Tuesday, June 23, 2009
A break in my schedule left me with a few days to do some work on the house at the beginning of June. During my previous visit I had cut away the front half of the camper, thus exposing what little kitchen was left attached to the house to the great outdoors. I left the house with a blue tarp bungeed over the gaping hole. I wasn't able to return for nearly two months and I was afraid that a family of coyotes had possibly moved in. Luckily, upon my arrival the house was undisturbed and ready for more work. It was late in the day Sunday so I spent the remainder of the day getting my tools together and thinking about how I would proceed with the foundation (which was partially started from my last visit). Another area of thought was of how to smoothly connect my new kitchen addition to the hulk of camper. Ideally the camper will disappear altogether in the final stages of siding the addition.

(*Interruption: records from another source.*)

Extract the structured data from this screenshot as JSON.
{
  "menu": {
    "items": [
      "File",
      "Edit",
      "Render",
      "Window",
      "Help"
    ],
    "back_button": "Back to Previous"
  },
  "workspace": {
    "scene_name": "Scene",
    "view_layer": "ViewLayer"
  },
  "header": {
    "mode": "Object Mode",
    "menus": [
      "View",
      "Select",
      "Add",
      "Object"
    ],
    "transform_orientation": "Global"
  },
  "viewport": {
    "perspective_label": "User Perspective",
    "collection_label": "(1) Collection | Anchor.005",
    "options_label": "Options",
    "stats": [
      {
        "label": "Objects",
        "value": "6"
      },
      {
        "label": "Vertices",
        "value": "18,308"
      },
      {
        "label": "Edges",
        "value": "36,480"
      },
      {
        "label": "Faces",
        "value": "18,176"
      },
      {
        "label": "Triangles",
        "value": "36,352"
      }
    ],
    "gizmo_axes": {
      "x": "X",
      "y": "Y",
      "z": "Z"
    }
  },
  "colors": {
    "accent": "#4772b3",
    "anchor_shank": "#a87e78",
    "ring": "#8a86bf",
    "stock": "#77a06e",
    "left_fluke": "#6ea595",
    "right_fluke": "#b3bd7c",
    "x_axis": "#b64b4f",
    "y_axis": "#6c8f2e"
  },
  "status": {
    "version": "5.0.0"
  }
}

On Monday morning I cranked the old Chevy pickup to life and drove out to Thorndike where I have previously purchased rough-sawed lumber for 35 cents a foot. I got several hundred feet of 2X6s and 1X8s. The mill was hopping like I had never seen it before. There were many new employees and there seemed to be new projects going on in addition to the usual custom beams. It was good to see this local Maine business located along a bumpy back road doing so well.
When I returned I began gathering stones and mixing Mortar for the foundation. Fitting the raw stones together is time consuming and back breaking work but it looks wicked cool when done. It took me all day to finish the northwestern-facing L of about 16 feet. It looked heavy and organic, like the earth had grown this foundation for my little shack to sit upon.
The next day was considerably easier. I finished framing out the floor in the morning and decided to also frame out (and support) an outcropping which, when the foundation is molded into stone steps, will form the back entryway. Perhaps I will tackle that project next visit. For this day my goal was to frame and insulate the floor and put down the 1" sub-floor. It took 14 hours that day but I reached my goal. After pounding in the last nail of the sub-floor I laid on my back and rested. It feels good to be so tired and to work hard for a cause that I know to be meaningful. I rewarded myself with a cold Guinness. It would give me the energy to make dinner. I was starving.
On Wednesday, my last day, I framed up some of the walls and connected them to the camper. The connection required some cutting and the removal of a temporary roof I had erected over the camper. I then framed out a new roof that now connects the addition to the rest of the house by spanning the length of the camper. Again, the plan is to entirely encapsulate the camper with the house which of course includes a new roof. The roof is also something I will need to finish at a later date. Towards the end of that day I installed the windows (generously donated by Dave Tubman of Brewster MA). It was another day of valid accomplishment. It made me sad to think that I needed to leave my little utopia so soon, but as usual, I was out of money and needed to return to my work on the Cape.